Fujifilm is the exact opposite of Kodak. They successfully moved out of film.
Have you considered that some of the materials Kodak is ordering, in very large quantity, and vital to film production, could simply stop being available if Kodak stopped their orders?
Once understanding this, you must consider how this affects other film producers.
Maybe we should just all buy Kodak film to save Ilford, while ignoring the obvious effects this will have on Ilford. These are stupid, pointless non-photographic discussions, perfectly appropriate Lounge material. Bah...I'm out of this one...
Regarding your comment on whether this is the right forum category, this thread is about industry news. Therefore, this is exactly the appropriate forum category for this discussion.
If you don't want to participate in this particular discussion then why are you even here? Just stay away and save yourself the trouble while leaving the thread to those who are actually interested. What could be simpler than that?
If you want to talk about "pointless", it really is pointless to dictate what topics others may want to discuss, and doubly so if the criticism of a topic is that the discussion is "pointless".
We need Kodak's film division to survive, if it fails it will have a knock on adverse effect on other companies, they need competition to help stimulate the whole film/paper/chemistry market.
Typewriter Correction Fluid, replacement styli for high end phonograph cartridges, buggy whips.
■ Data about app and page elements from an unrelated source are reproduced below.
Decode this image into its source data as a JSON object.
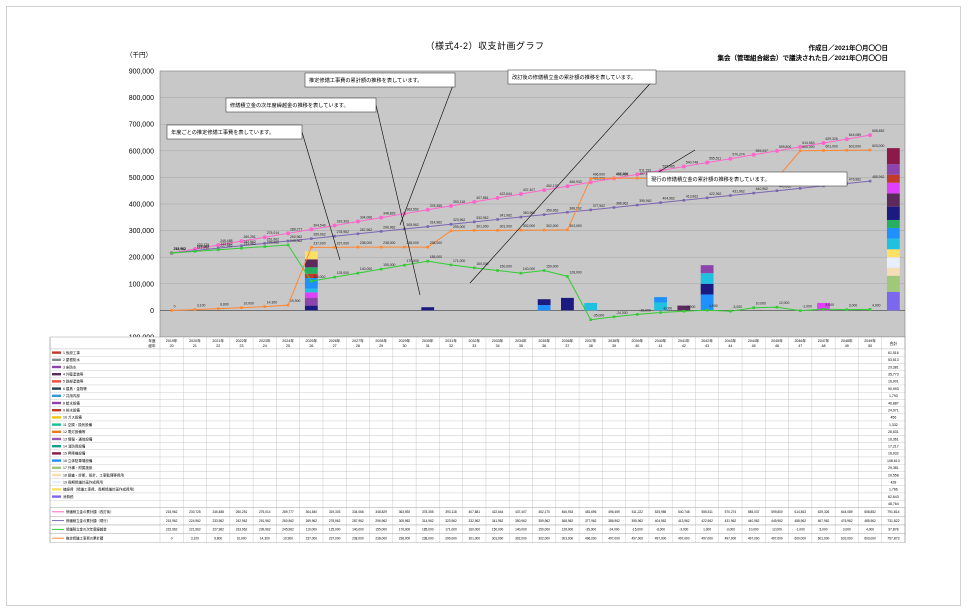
{
  "header": {
    "title": "（様式4-2）収支計画グラフ",
    "created": "作成日／2021年〇月〇〇日",
    "approved": "集会（管理組合総会）で議決された日／2021年〇月〇〇日",
    "unit": "（千円）"
  },
  "chart_data": {
    "type": "bar",
    "title": "（様式4-2）収支計画グラフ",
    "ylabel": "（千円）",
    "ylim": [
      -100000,
      900000
    ],
    "yticks": [
      "900,000",
      "800,000",
      "700,000",
      "600,000",
      "500,000",
      "400,000",
      "300,000",
      "200,000",
      "100,000",
      "0",
      "-100,000"
    ],
    "grid": true,
    "categories": [
      "1",
      "2",
      "3",
      "4",
      "5",
      "6",
      "7",
      "8",
      "9",
      "10",
      "11",
      "12",
      "13",
      "14",
      "15",
      "16",
      "17",
      "18",
      "19",
      "20",
      "21",
      "22",
      "23",
      "24",
      "25",
      "26",
      "27",
      "28",
      "29",
      "30",
      "31"
    ],
    "row_header": [
      "年度",
      "経年"
    ],
    "year_labels": [
      "2019年",
      "2020年",
      "2021年",
      "2022年",
      "2023年",
      "2024年",
      "2025年",
      "2026年",
      "2027年",
      "2028年",
      "2029年",
      "2030年",
      "2031年",
      "2032年",
      "2033年",
      "2034年",
      "2035年",
      "2036年",
      "2037年",
      "2038年",
      "2039年",
      "2040年",
      "2041年",
      "2042年",
      "2043年",
      "2044年",
      "2045年",
      "2046年",
      "2047年",
      "2048年",
      "2049年"
    ],
    "age_labels": [
      "20",
      "21",
      "22",
      "23",
      "24",
      "25",
      "26",
      "27",
      "28",
      "29",
      "30",
      "31",
      "32",
      "33",
      "34",
      "35",
      "36",
      "37",
      "38",
      "39",
      "40",
      "41",
      "42",
      "43",
      "44",
      "45",
      "46",
      "47",
      "48",
      "49",
      "50"
    ],
    "total_label": "合計",
    "series": [
      {
        "name": "改訂後の修繕積立金の累計額",
        "color": "#ff66cc",
        "values": [
          215962,
          230725,
          245488,
          260251,
          275014,
          289777,
          304540,
          319303,
          334066,
          348829,
          363592,
          378355,
          393118,
          407881,
          422644,
          437407,
          452170,
          466933,
          481696,
          496459,
          511222,
          525985,
          540748,
          555511,
          570274,
          585037,
          599800,
          614563,
          629326,
          644089,
          658852
        ]
      },
      {
        "name": "現行の修繕積立金の累計額",
        "color": "#7b68b0",
        "values": [
          215962,
          224962,
          233962,
          242962,
          251962,
          260962,
          269962,
          278962,
          287962,
          296962,
          305962,
          314962,
          323962,
          332962,
          341962,
          350962,
          359962,
          368962,
          377962,
          386962,
          395962,
          404962,
          413962,
          422962,
          431962,
          440962,
          449962,
          458962,
          467962,
          476962,
          485962
        ]
      },
      {
        "name": "修繕積立金の次年度繰越金の推移",
        "color": "#33cc33",
        "values": [
          215962,
          221962,
          227962,
          233962,
          239962,
          245962,
          110000,
          125000,
          140000,
          155000,
          170000,
          185000,
          171000,
          160000,
          150000,
          140000,
          150000,
          128000,
          -35000,
          -24000,
          -15000,
          -8000,
          -3000,
          1000,
          -3000,
          10000,
          12000,
          -1000,
          5000,
          3000,
          4000
        ]
      },
      {
        "name": "推定修繕工事費の累計額",
        "color": "#ff8833",
        "values": [
          0,
          3100,
          6800,
          10000,
          14300,
          19900,
          237000,
          237000,
          238000,
          238000,
          238000,
          238000,
          299000,
          301000,
          301000,
          302000,
          302000,
          303000,
          496000,
          497000,
          497000,
          497000,
          497000,
          497000,
          497000,
          497000,
          497000,
          600000,
          601000,
          602000,
          603000
        ]
      },
      {
        "name": "年度ごとの推定修繕工事費",
        "color": "#1f6fcc",
        "values": [
          0,
          0,
          0,
          0,
          0,
          0,
          222000,
          0,
          0,
          0,
          0,
          0,
          42000,
          47000,
          0,
          0,
          50000,
          0,
          170000,
          0,
          0,
          0,
          0,
          28000,
          0,
          0,
          0,
          75000,
          0,
          0,
          0
        ]
      }
    ],
    "bar_stacks": [
      [],
      [],
      [],
      [],
      [],
      [],
      [
        {
          "v": 18000,
          "c": "#1a1a80"
        },
        {
          "v": 30000,
          "c": "#8e44ad"
        },
        {
          "v": 20000,
          "c": "#e040fb"
        },
        {
          "v": 14000,
          "c": "#20c0e0"
        },
        {
          "v": 40000,
          "c": "#1e90ff"
        },
        {
          "v": 16000,
          "c": "#c0392b"
        },
        {
          "v": 24000,
          "c": "#27ae60"
        },
        {
          "v": 30000,
          "c": "#5c2a5c"
        },
        {
          "v": 30000,
          "c": "#ffe066"
        }
      ],
      [],
      [],
      [],
      [],
      [
        {
          "v": 12000,
          "c": "#1a1a80"
        }
      ],
      [],
      [],
      [],
      [],
      [
        {
          "v": 20000,
          "c": "#1e90ff"
        },
        {
          "v": 22000,
          "c": "#1a1a80"
        }
      ],
      [
        {
          "v": 47000,
          "c": "#1a1a80"
        }
      ],
      [
        {
          "v": 28000,
          "c": "#20c0e0"
        }
      ],
      [],
      [],
      [
        {
          "v": 30000,
          "c": "#20c0e0"
        },
        {
          "v": 20000,
          "c": "#1e90ff"
        }
      ],
      [
        {
          "v": 18000,
          "c": "#5c2a5c"
        }
      ],
      [
        {
          "v": 60000,
          "c": "#1e90ff"
        },
        {
          "v": 40000,
          "c": "#1a1a80"
        },
        {
          "v": 40000,
          "c": "#20c0e0"
        },
        {
          "v": 30000,
          "c": "#8e44ad"
        }
      ],
      [],
      [],
      [],
      [],
      [
        {
          "v": 28000,
          "c": "#e040fb"
        }
      ],
      [],
      [],
      []
    ],
    "total_stack": [
      {
        "v": 70000,
        "c": "#7b68ee"
      },
      {
        "v": 60000,
        "c": "#a0c878"
      },
      {
        "v": 30000,
        "c": "#f5deb3"
      },
      {
        "v": 40000,
        "c": "#e8f0ff"
      },
      {
        "v": 30000,
        "c": "#ffe066"
      },
      {
        "v": 40000,
        "c": "#20c0e0"
      },
      {
        "v": 40000,
        "c": "#1e90ff"
      },
      {
        "v": 30000,
        "c": "#27ae60"
      },
      {
        "v": 50000,
        "c": "#1a1a80"
      },
      {
        "v": 50000,
        "c": "#5c2a5c"
      },
      {
        "v": 40000,
        "c": "#e040fb"
      },
      {
        "v": 30000,
        "c": "#c0392b"
      },
      {
        "v": 40000,
        "c": "#8e44ad"
      },
      {
        "v": 60000,
        "c": "#8b1a4a"
      }
    ],
    "annotations": [
      "推定修繕工事費の累計額の推移を表しています。",
      "改訂後の修繕積立金の累計額の推移を表しています。",
      "修繕積立金の次年度繰越金の推移を表しています。",
      "年度ごとの推定修繕工事費を表しています。",
      "現行の修繕積立金の累計額の推移を表しています。"
    ]
  },
  "table": {
    "rows": [
      {
        "label": "1 仮設工事",
        "color": "#c0392b",
        "total": "61,516"
      },
      {
        "label": "2 屋根防水",
        "color": "#7f8c8d",
        "total": "53,513"
      },
      {
        "label": "3 床防水",
        "color": "#8e44ad",
        "total": "29,381"
      },
      {
        "label": "4 外壁塗装等",
        "color": "#5c2a5c",
        "total": "35,773"
      },
      {
        "label": "5 鉄部塗装等",
        "color": "#e74c3c",
        "total": "16,901"
      },
      {
        "label": "6 建具・金物等",
        "color": "#2c3e50",
        "total": "90,993"
      },
      {
        "label": "7 共用内部",
        "color": "#3498db",
        "total": "1,793"
      },
      {
        "label": "8 給水設備",
        "color": "#8e44ad",
        "total": "46,887"
      },
      {
        "label": "9 排水設備",
        "color": "#c0392b",
        "total": "24,971"
      },
      {
        "label": "10 ガス設備",
        "color": "#f1c40f",
        "total": "456"
      },
      {
        "label": "11 空調・換気設備",
        "color": "#1abc9c",
        "total": "1,332"
      },
      {
        "label": "12 電灯設備等",
        "color": "#e67e22",
        "total": "28,631"
      },
      {
        "label": "13 情報・通信設備",
        "color": "#9b59b6",
        "total": "16,361"
      },
      {
        "label": "14 消防用設備",
        "color": "#16a085",
        "total": "17,217"
      },
      {
        "label": "15 昇降機設備",
        "color": "#8b1a4a",
        "total": "16,932"
      },
      {
        "label": "16 立体駐車場設備",
        "color": "#1e90ff",
        "total": "108,613"
      },
      {
        "label": "17 外構・附属施設",
        "color": "#a0c878",
        "total": "29,381"
      },
      {
        "label": "18 調査・診断、設計、工事監理等費用",
        "color": "#f5deb3",
        "total": "29,558"
      },
      {
        "label": "19 長期修繕計画作成費用",
        "color": "#e8f0ff",
        "total": "428"
      },
      {
        "label": "諸経費（修繕工事費、長期修繕計画作成費用）",
        "color": "#ffe066",
        "total": "1,766"
      },
      {
        "label": "消費税",
        "color": "#7b68ee",
        "total": "62,643"
      },
      {
        "label": "",
        "color": "#ffffff",
        "total": "48,764"
      }
    ],
    "summary_rows": [
      {
        "label": "修繕積立金の累計額（改訂後）",
        "color": "#ff66cc",
        "total": "791,814"
      },
      {
        "label": "修繕積立金の累計額（現行）",
        "color": "#7b68b0",
        "total": "731,822"
      },
      {
        "label": "修繕積立金の次年度繰越金",
        "color": "#33cc33",
        "total": "37,878"
      },
      {
        "label": "推定修繕工事費の累計額",
        "color": "#ff8833",
        "total": "757,873"
      }
    ]
  }
}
Each was at one time, like film, a staple of its respective industry. The place of each in the industrial landscape has been replaced by some other technology. Yet each, like film, is still readily available. Film will be too, for a long, long, time. No matter what happens to Kodak, somebody will make it. Excuse me, please. I'm off to shoot some HP5+. I'll leave it to you captains of industry to advise Kodak on what they should do to keep film alive.
I can actually buy needles for my gramophone in my town. If I want a stylus for my record player, I have to travel a bit further!
I just confronted this problem in a report I reviewed for paper production (pulp). Over-capacity due to competition has led to both suppliers being so revenue poor that both are closing where one could conceivably operate for quite a while longer, albeit at reduced volumes. Customers left with uncertain supply abandon paper use, opting for other methods of packaging, advertising, etc.
What's happening with Kodak is similar in that no one is re-capitalizing through consolidation.